* _The task_
Answer with only the number of lines below where "view" appears.

* _Page and application data records_
────────

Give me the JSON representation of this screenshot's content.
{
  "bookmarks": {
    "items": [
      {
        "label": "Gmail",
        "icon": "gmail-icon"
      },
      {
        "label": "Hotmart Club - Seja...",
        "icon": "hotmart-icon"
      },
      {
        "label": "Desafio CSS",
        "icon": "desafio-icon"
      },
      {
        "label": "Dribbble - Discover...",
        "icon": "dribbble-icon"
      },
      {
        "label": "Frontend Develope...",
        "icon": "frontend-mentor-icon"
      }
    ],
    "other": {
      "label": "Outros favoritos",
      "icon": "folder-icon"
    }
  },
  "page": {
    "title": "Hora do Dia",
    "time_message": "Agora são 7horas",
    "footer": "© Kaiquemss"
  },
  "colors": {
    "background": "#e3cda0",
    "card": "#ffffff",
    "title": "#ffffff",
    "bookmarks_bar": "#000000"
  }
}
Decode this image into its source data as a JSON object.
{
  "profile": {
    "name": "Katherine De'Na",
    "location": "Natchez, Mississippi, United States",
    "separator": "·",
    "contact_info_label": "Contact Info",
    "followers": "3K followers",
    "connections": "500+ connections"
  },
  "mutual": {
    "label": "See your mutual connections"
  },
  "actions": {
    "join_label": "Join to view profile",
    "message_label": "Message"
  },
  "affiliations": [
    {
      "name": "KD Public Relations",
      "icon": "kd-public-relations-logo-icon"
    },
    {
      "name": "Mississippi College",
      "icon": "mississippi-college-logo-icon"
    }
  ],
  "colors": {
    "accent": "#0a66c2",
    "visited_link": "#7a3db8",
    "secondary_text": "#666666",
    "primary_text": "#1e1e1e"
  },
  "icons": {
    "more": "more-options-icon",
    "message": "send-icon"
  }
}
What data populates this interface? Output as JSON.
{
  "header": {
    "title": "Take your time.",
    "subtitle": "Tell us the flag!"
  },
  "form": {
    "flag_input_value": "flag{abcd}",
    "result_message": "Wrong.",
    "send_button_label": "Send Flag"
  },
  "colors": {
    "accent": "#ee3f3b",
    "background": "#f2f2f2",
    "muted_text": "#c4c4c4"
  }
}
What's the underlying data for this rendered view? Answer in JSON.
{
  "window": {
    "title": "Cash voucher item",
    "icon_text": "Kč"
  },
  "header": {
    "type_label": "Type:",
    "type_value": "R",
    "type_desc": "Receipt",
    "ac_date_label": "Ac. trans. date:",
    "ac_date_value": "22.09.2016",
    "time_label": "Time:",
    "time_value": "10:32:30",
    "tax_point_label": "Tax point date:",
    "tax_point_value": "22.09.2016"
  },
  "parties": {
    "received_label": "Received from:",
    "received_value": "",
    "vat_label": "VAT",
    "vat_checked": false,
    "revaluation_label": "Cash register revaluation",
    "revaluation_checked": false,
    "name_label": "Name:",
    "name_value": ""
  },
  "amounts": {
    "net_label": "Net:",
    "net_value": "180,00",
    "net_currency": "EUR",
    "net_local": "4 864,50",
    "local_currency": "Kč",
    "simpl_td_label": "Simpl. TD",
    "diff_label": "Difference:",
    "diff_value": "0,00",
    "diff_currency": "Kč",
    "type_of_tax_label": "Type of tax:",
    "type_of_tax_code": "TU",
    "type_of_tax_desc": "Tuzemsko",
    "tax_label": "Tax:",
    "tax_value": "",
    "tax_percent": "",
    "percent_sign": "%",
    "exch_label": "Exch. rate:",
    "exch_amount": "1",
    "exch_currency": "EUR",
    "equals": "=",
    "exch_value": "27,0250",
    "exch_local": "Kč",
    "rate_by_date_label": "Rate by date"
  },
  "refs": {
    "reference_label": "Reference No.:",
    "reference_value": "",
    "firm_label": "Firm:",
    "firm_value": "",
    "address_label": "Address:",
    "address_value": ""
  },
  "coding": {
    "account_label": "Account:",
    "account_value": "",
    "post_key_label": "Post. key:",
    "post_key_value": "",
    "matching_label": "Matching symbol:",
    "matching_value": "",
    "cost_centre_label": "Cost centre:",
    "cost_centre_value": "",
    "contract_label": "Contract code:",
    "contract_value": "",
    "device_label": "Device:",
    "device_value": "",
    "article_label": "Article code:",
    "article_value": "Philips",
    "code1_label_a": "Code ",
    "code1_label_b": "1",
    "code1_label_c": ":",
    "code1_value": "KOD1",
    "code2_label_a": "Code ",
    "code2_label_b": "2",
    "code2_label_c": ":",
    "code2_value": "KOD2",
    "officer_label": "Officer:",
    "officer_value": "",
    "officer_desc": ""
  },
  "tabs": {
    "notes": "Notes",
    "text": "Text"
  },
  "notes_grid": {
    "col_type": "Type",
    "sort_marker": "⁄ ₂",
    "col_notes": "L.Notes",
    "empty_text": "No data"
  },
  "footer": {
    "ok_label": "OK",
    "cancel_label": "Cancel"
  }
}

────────

* _Response for this exercise_
2